Elvis hasn't left the building, but his presence is only partly felt in "Viva Elvis."
Elvis hasn’t left the building, but his presence is only partly felt in “Viva Elvis.” While it peerlessly renders his songbook, the new Cirque du Soleil spectacular expends as much energy on Vegas cliches as on seriously honoring the man and his impact. Those content with a lounge tribute act blown up to showroom scale will likely be satisfied and then some, but to anyone craving a transcendent blend of music and circus artistry, the sumptuous Aria may seem like Heartbreak Hotel.
Helmer-scribe Vincent Paterson illustrates each career chapter — early gospel influences, Army service, Hollywood years, marriage to Priscilla — with numbers and an acrobatics/dance mix. No one stands in for the headliner, his spoken and sung samples integrated with film clips and live female soloists.
It all contrasts interestingly with “Love,” the other Cirque Strip tribute. The Beatles’ catalog is so varied as to inspire all manner of aerial and acrobatic work while reflecting the cosmic societal shifts of the band’s era. Moreover, the speaking voices of the Fab Four’s recording sessions bring them to life — even as flickering shadows — between numbers.
The King evidently had less to say for himself, so his showcase involves a little less conversation, a little more action (baby), mostly choreographic.

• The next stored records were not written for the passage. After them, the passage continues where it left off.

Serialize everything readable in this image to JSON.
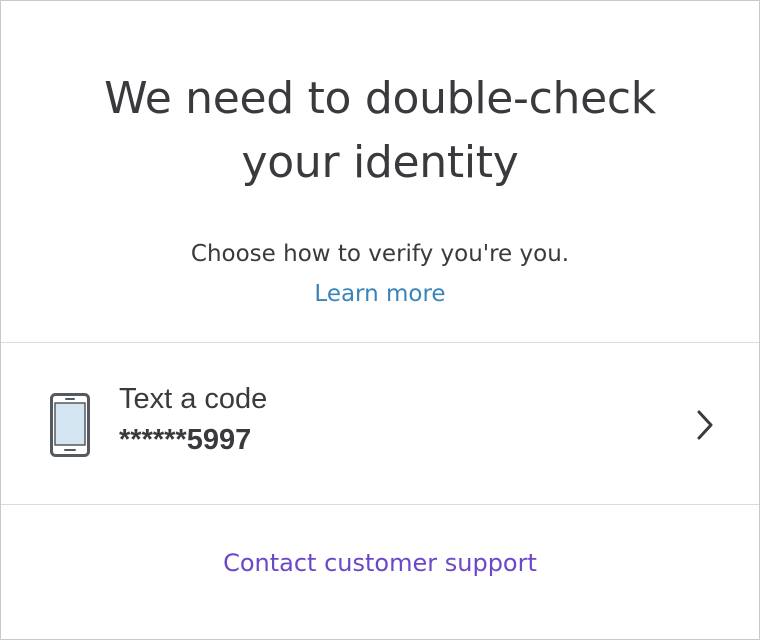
{
  "header": {
    "title": "We need to double-check your identity",
    "subtitle": "Choose how to verify you're you.",
    "learn_more": "Learn more"
  },
  "options": [
    {
      "label": "Text a code",
      "value": "******5997",
      "icon": "phone-icon"
    }
  ],
  "footer": {
    "support_link": "Contact customer support"
  },
  "colors": {
    "text": "#393a3d",
    "link_blue": "#3b83b8",
    "link_purple": "#6b47c9",
    "phone_screen": "#d4e6f2",
    "divider": "#dcdcdc"
  }
}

This is the dancingest Cirque show in memory, if also the lightest on circus dazzle.
At the same time, the music’s relatively limited range is reflected in the movement credited to a corps of dance directors. Though an initial blast of activity accompanying “Blue Suede Shoes” was exciting even when an opening-night glitch required it be repeated, the dancing grows monotonous: same fresh-faced kids rushing in to shine it on; same athleticism, including backflips; same obvious “call me” flirting with audience members.
There’s no hint of the rock pioneer’s musical revolution in the face of a “Doggy in the Window”-dominated Hit Parade, except for some bland commentary from a pale shadow of Col. Tom Parker. Elvis is described as dangerous, but danger is nowhere (even the aerial work doesn’t seem that scary), and if dance changed over the course of his career, you wouldn’t know it here.

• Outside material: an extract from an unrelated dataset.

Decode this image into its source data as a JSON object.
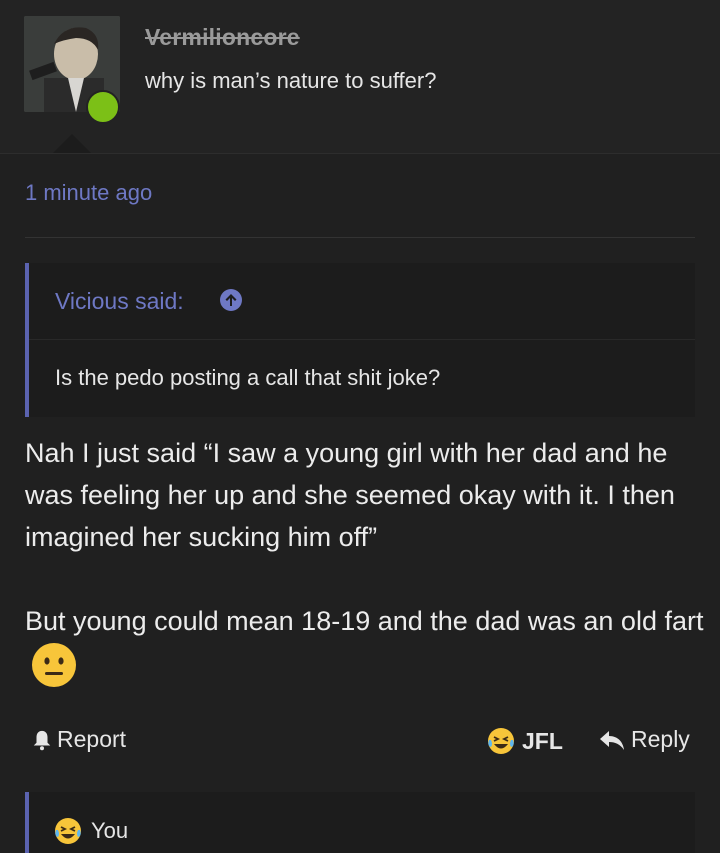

From time to time, the man meshes with circus. Twin acrobats swinging about a giant metal-framed guitar poignantly stand in for Elvis and stillborn twin Jesse on “One Night.” The King’s youthful dreams of comicbook heroism are acted out by six Spider-Men thrillingly propelled by trampolines to climb walls during “Got a Lot o’ Livin’ to Do.”

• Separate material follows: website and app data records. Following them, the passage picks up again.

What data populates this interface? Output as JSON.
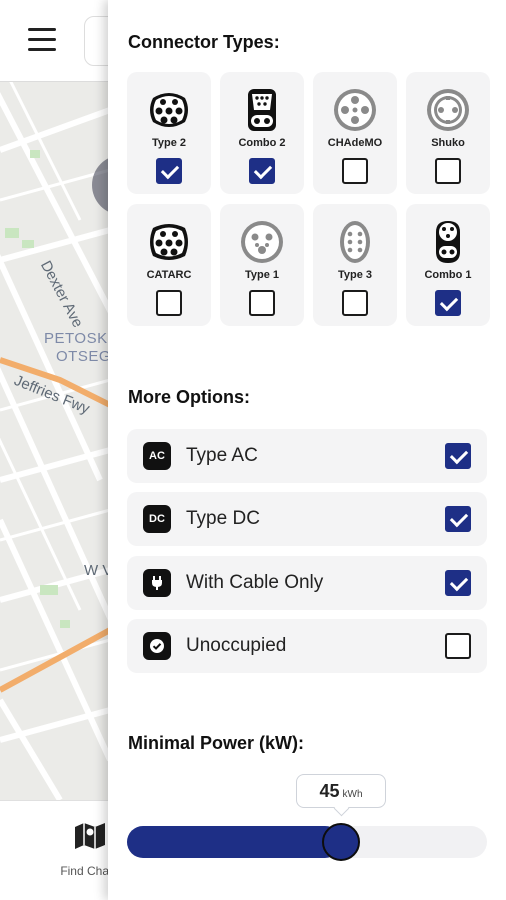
{
  "map": {
    "labels": {
      "street1": "Dexter Ave",
      "area1": "PETOSKE",
      "area2": "OTSEGO",
      "freeway": "Jeffries Fwy",
      "street2": "W V"
    },
    "bottom_nav": {
      "find_label": "Find Charg",
      "icon": "map-icon"
    }
  },
  "filters": {
    "connector_title": "Connector Types:",
    "connectors": [
      {
        "label": "Type 2",
        "checked": true,
        "icon": "type2-connector-icon"
      },
      {
        "label": "Combo 2",
        "checked": true,
        "icon": "combo2-connector-icon"
      },
      {
        "label": "CHAdeMO",
        "checked": false,
        "icon": "chademo-connector-icon"
      },
      {
        "label": "Shuko",
        "checked": false,
        "icon": "shuko-connector-icon"
      },
      {
        "label": "CATARC",
        "checked": false,
        "icon": "catarc-connector-icon"
      },
      {
        "label": "Type 1",
        "checked": false,
        "icon": "type1-connector-icon"
      },
      {
        "label": "Type 3",
        "checked": false,
        "icon": "type3-connector-icon"
      },
      {
        "label": "Combo 1",
        "checked": true,
        "icon": "combo1-connector-icon"
      }
    ],
    "options_title": "More Options:",
    "options": [
      {
        "badge": "AC",
        "label": "Type AC",
        "checked": true
      },
      {
        "badge": "DC",
        "label": "Type DC",
        "checked": true
      },
      {
        "badge": "",
        "label": "With Cable Only",
        "checked": true,
        "icon": "plug-icon"
      },
      {
        "badge": "",
        "label": "Unoccupied",
        "checked": false,
        "icon": "check-circle-icon"
      }
    ],
    "power_title": "Minimal Power (kW):",
    "power": {
      "value": "45",
      "unit": "kWh",
      "fraction": 0.595
    },
    "colors": {
      "accent": "#1e2f86",
      "card_bg": "#f4f4f5"
    }
  }
}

Your heart goes out to the young man during well-chosen footage of his military stint, eyes reflecting both patriotic pride and ambivalence about a potentially fatal career hiatus.
But an umbrella dance seems at odds with an interesting gospel arrangement of “All Shook Up.” Priscilla and Elvis’ romance is enacted in a lewd acrobatic hoop-dee-do (on replicas of the wedding rings) right out of Cirque’s kitschy “Zumanity.” The star’s sincere desire to become a serious actor, especially his respect for Westerns, is reduced to yee-haw prancing and a couple of skillful lasso artists against an immodest row of giant, Warhol-esque Elvis statues.
And having had Mark Fisher create a massive prison set for “Jailhouse Rock,” no one seems to have agreed on what to do with it. Is the chaos meant to be a dance number, an acrobatic demo, a riot? (It mainly seems a chance to top Gavin Lee’s upside-down “Mary Poppins” dance.)
Musical director Erich van Tourneau’s arrangements sizzle as performed by a first-rate onstage band, the new theater’s sound system offering pellucid lyric clarity and bass lines setting the seats a-buzzing. Elvis’ hits have probably never sounded better. It’s just the context that disappoints.
“Viva Elvis” predictably (and wisely) avoids the divorce, weight and drug problems and untimely death. But it’s equally predictable in proceeding toward the high-headdressed showgirls, jumpsuited impersonators and “Hound Dog.” While the music rouses, one regrets both the career opportunities fate and his handlers denied Elvis and the missing Cirque du Soleil creative leaps.